**Stored records:**
++++

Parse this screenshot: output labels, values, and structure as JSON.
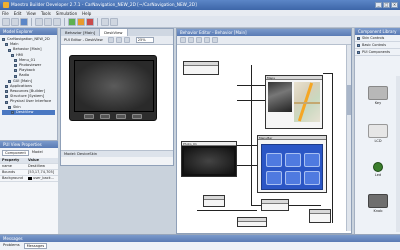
{
  "window": {
    "title": "Maestro Builder Developer 2.7.1 - CarNavigation_NEW_2D [~/CarNavigation_NEW_2D]",
    "controls": [
      "_",
      "□",
      "×"
    ]
  },
  "menu": [
    "File",
    "Edit",
    "View",
    "Tools",
    "Simulation",
    "Help"
  ],
  "model_explorer": {
    "title": "Model Explorer",
    "tree": [
      {
        "label": "CarNavigation_NEW_2D"
      },
      {
        "label": "Main"
      },
      {
        "label": "Behavior [Main]"
      },
      {
        "label": "HMI"
      },
      {
        "label": "Menu_01"
      },
      {
        "label": "Photoviewer"
      },
      {
        "label": "Playback"
      },
      {
        "label": "Radio"
      },
      {
        "label": "GUI [Main]"
      },
      {
        "label": "Applications"
      },
      {
        "label": "Resources [Builder]"
      },
      {
        "label": "Structure [System]"
      },
      {
        "label": "Physical User Interface"
      },
      {
        "label": "Skin"
      },
      {
        "label": "DeskView"
      }
    ]
  },
  "properties": {
    "title": "PUI View Properties",
    "tabs": [
      "Component",
      "Model"
    ],
    "columns": [
      "Property",
      "Value"
    ],
    "rows": [
      {
        "property": "name",
        "value": "DeskView"
      },
      {
        "property": "Bounds",
        "value": "[53,17,74,705]"
      },
      {
        "property": "Background",
        "value": "user_back..."
      }
    ]
  },
  "gui_editor": {
    "tabs": [
      "Behavior [Main]",
      "DeskView"
    ],
    "title": "PUI Editor - DeskView",
    "zoom": "25%",
    "model_label": "Model: DeviceSkin"
  },
  "behavior_editor": {
    "title": "Behavior Editor - Behavior [Main]",
    "nodes": [
      {
        "label": "Photo_01"
      },
      {
        "label": "Maps"
      },
      {
        "label": "MenuBar"
      }
    ]
  },
  "component_library": {
    "title": "Component Library",
    "categories": [
      "Skin Controls",
      "Basic Controls",
      "PUI Components"
    ],
    "items": [
      {
        "label": "Key",
        "color": "#b8b8b8"
      },
      {
        "label": "LCD",
        "color": "#e6e6e6"
      },
      {
        "label": "Led",
        "color": "#3a7d2c"
      },
      {
        "label": "Knob",
        "color": "#6e6e6e"
      }
    ]
  },
  "messages": {
    "title": "Messages",
    "tabs": [
      "Problems",
      "Messages"
    ]
  }
}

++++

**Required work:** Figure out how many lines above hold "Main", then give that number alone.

**Final answer:** 5